§ Data in this exercise
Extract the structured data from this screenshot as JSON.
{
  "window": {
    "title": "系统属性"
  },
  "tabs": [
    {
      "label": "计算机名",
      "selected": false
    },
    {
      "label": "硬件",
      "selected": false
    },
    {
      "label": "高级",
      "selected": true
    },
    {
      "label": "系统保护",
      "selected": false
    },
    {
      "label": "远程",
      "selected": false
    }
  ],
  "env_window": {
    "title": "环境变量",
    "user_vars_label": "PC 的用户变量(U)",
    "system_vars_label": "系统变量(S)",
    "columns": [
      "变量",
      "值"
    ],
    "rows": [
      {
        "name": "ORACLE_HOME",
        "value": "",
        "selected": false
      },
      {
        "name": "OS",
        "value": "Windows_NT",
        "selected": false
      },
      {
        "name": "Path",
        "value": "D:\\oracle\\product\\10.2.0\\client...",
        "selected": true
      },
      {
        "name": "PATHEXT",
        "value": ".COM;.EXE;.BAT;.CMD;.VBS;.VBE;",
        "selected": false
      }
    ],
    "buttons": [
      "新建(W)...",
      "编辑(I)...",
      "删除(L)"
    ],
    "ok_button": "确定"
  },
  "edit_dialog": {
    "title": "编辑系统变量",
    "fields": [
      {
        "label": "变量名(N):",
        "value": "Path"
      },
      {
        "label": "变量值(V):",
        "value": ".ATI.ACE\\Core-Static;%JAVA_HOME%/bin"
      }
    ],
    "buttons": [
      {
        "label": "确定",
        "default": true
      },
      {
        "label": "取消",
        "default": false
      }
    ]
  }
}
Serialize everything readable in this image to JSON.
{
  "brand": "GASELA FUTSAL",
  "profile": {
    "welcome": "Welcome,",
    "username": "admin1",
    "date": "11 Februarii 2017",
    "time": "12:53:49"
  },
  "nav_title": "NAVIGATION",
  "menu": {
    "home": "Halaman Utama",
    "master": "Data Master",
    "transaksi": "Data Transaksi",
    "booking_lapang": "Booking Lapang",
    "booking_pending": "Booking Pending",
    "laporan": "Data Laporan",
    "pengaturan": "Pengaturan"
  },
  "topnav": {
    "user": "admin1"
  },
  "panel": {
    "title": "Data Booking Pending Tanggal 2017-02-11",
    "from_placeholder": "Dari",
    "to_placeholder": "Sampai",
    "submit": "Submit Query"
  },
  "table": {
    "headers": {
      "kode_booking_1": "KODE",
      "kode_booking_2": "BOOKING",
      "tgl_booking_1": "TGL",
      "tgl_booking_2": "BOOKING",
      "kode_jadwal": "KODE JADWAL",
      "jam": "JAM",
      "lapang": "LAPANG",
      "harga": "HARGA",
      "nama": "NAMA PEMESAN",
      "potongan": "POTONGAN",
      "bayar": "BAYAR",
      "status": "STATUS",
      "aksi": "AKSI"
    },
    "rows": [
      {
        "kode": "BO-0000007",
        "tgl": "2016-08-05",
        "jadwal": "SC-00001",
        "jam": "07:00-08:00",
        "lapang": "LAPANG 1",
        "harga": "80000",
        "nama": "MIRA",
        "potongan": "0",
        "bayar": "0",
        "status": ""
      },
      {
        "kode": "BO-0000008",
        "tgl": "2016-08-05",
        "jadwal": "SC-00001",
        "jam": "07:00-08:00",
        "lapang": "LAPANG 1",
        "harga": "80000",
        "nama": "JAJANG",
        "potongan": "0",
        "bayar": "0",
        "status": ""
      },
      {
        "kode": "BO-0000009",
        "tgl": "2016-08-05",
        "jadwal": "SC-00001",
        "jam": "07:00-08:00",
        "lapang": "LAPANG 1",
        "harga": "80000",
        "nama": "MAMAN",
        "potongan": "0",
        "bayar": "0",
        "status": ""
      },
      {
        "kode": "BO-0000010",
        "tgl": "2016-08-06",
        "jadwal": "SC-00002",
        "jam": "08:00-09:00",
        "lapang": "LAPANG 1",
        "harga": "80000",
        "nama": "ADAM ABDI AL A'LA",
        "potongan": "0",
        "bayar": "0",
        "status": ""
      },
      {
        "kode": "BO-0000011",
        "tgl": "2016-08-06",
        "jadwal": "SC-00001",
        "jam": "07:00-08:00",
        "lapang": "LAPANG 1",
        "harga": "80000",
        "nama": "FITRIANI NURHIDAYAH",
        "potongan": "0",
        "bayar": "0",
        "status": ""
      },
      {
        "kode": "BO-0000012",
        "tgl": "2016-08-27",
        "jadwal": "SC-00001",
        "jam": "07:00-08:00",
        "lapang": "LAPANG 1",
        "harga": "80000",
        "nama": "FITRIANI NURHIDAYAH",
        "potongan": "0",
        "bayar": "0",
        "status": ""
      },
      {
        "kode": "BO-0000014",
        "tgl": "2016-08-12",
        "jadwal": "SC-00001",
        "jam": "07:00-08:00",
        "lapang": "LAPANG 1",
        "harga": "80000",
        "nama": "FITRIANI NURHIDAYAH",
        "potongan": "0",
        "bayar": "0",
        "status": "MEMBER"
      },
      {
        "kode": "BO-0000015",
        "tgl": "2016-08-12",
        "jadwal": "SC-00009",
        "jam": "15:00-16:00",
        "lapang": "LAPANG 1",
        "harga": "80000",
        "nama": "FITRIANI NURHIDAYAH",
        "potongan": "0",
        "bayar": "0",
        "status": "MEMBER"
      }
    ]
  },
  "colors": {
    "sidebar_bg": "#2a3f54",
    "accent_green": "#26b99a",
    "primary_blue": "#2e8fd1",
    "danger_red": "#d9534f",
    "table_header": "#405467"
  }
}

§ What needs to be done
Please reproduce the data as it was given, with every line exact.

§ Exercise answer
Extract the structured data from this screenshot as JSON.
{
  "window": {
    "title": "系统属性"
  },
  "tabs": [
    {
      "label": "计算机名",
      "selected": false
    },
    {
      "label": "硬件",
      "selected": false
    },
    {
      "label": "高级",
      "selected": true
    },
    {
      "label": "系统保护",
      "selected": false
    },
    {
      "label": "远程",
      "selected": false
    }
  ],
  "env_window": {
    "title": "环境变量",
    "user_vars_label": "PC 的用户变量(U)",
    "system_vars_label": "系统变量(S)",
    "columns": [
      "变量",
      "值"
    ],
    "rows": [
      {
        "name": "ORACLE_HOME",
        "value": "",
        "selected": false
      },
      {
        "name": "OS",
        "value": "Windows_NT",
        "selected": false
      },
      {
        "name": "Path",
        "value": "D:\\oracle\\product\\10.2.0\\client...",
        "selected": true
      },
      {
        "name": "PATHEXT",
        "value": ".COM;.EXE;.BAT;.CMD;.VBS;.VBE;",
        "selected": false
      }
    ],
    "buttons": [
      "新建(W)...",
      "编辑(I)...",
      "删除(L)"
    ],
    "ok_button": "确定"
  },
  "edit_dialog": {
    "title": "编辑系统变量",
    "fields": [
      {
        "label": "变量名(N):",
        "value": "Path"
      },
      {
        "label": "变量值(V):",
        "value": ".ATI.ACE\\Core-Static;%JAVA_HOME%/bin"
      }
    ],
    "buttons": [
      {
        "label": "确定",
        "default": true
      },
      {
        "label": "取消",
        "default": false
      }
    ]
  }
}
Serialize everything readable in this image to JSON.
{
  "brand": "GASELA FUTSAL",
  "profile": {
    "welcome": "Welcome,",
    "username": "admin1",
    "date": "11 Februarii 2017",
    "time": "12:53:49"
  },
  "nav_title": "NAVIGATION",
  "menu": {
    "home": "Halaman Utama",
    "master": "Data Master",
    "transaksi": "Data Transaksi",
    "booking_lapang": "Booking Lapang",
    "booking_pending": "Booking Pending",
    "laporan": "Data Laporan",
    "pengaturan": "Pengaturan"
  },
  "topnav": {
    "user": "admin1"
  },
  "panel": {
    "title": "Data Booking Pending Tanggal 2017-02-11",
    "from_placeholder": "Dari",
    "to_placeholder": "Sampai",
    "submit": "Submit Query"
  },
  "table": {
    "headers": {
      "kode_booking_1": "KODE",
      "kode_booking_2": "BOOKING",
      "tgl_booking_1": "TGL",
      "tgl_booking_2": "BOOKING",
      "kode_jadwal": "KODE JADWAL",
      "jam": "JAM",
      "lapang": "LAPANG",
      "harga": "HARGA",
      "nama": "NAMA PEMESAN",
      "potongan": "POTONGAN",
      "bayar": "BAYAR",
      "status": "STATUS",
      "aksi": "AKSI"
    },
    "rows": [
      {
        "kode": "BO-0000007",
        "tgl": "2016-08-05",
        "jadwal": "SC-00001",
        "jam": "07:00-08:00",
        "lapang": "LAPANG 1",
        "harga": "80000",
        "nama": "MIRA",
        "potongan": "0",
        "bayar": "0",
        "status": ""
      },
      {
        "kode": "BO-0000008",
        "tgl": "2016-08-05",
        "jadwal": "SC-00001",
        "jam": "07:00-08:00",
        "lapang": "LAPANG 1",
        "harga": "80000",
        "nama": "JAJANG",
        "potongan": "0",
        "bayar": "0",
        "status": ""
      },
      {
        "kode": "BO-0000009",
        "tgl": "2016-08-05",
        "jadwal": "SC-00001",
        "jam": "07:00-08:00",
        "lapang": "LAPANG 1",
        "harga": "80000",
        "nama": "MAMAN",
        "potongan": "0",
        "bayar": "0",
        "status": ""
      },
      {
        "kode": "BO-0000010",
        "tgl": "2016-08-06",
        "jadwal": "SC-00002",
        "jam": "08:00-09:00",
        "lapang": "LAPANG 1",
        "harga": "80000",
        "nama": "ADAM ABDI AL A'LA",
        "potongan": "0",
        "bayar": "0",
        "status": ""
      },
      {
        "kode": "BO-0000011",
        "tgl": "2016-08-06",
        "jadwal": "SC-00001",
        "jam": "07:00-08:00",
        "lapang": "LAPANG 1",
        "harga": "80000",
        "nama": "FITRIANI NURHIDAYAH",
        "potongan": "0",
        "bayar": "0",
        "status": ""
      },
      {
        "kode": "BO-0000012",
        "tgl": "2016-08-27",
        "jadwal": "SC-00001",
        "jam": "07:00-08:00",
        "lapang": "LAPANG 1",
        "harga": "80000",
        "nama": "FITRIANI NURHIDAYAH",
        "potongan": "0",
        "bayar": "0",
        "status": ""
      },
      {
        "kode": "BO-0000014",
        "tgl": "2016-08-12",
        "jadwal": "SC-00001",
        "jam": "07:00-08:00",
        "lapang": "LAPANG 1",
        "harga": "80000",
        "nama": "FITRIANI NURHIDAYAH",
        "potongan": "0",
        "bayar": "0",
        "status": "MEMBER"
      },
      {
        "kode": "BO-0000015",
        "tgl": "2016-08-12",
        "jadwal": "SC-00009",
        "jam": "15:00-16:00",
        "lapang": "LAPANG 1",
        "harga": "80000",
        "nama": "FITRIANI NURHIDAYAH",
        "potongan": "0",
        "bayar": "0",
        "status": "MEMBER"
      }
    ]
  },
  "colors": {
    "sidebar_bg": "#2a3f54",
    "accent_green": "#26b99a",
    "primary_blue": "#2e8fd1",
    "danger_red": "#d9534f",
    "table_header": "#405467"
  }
}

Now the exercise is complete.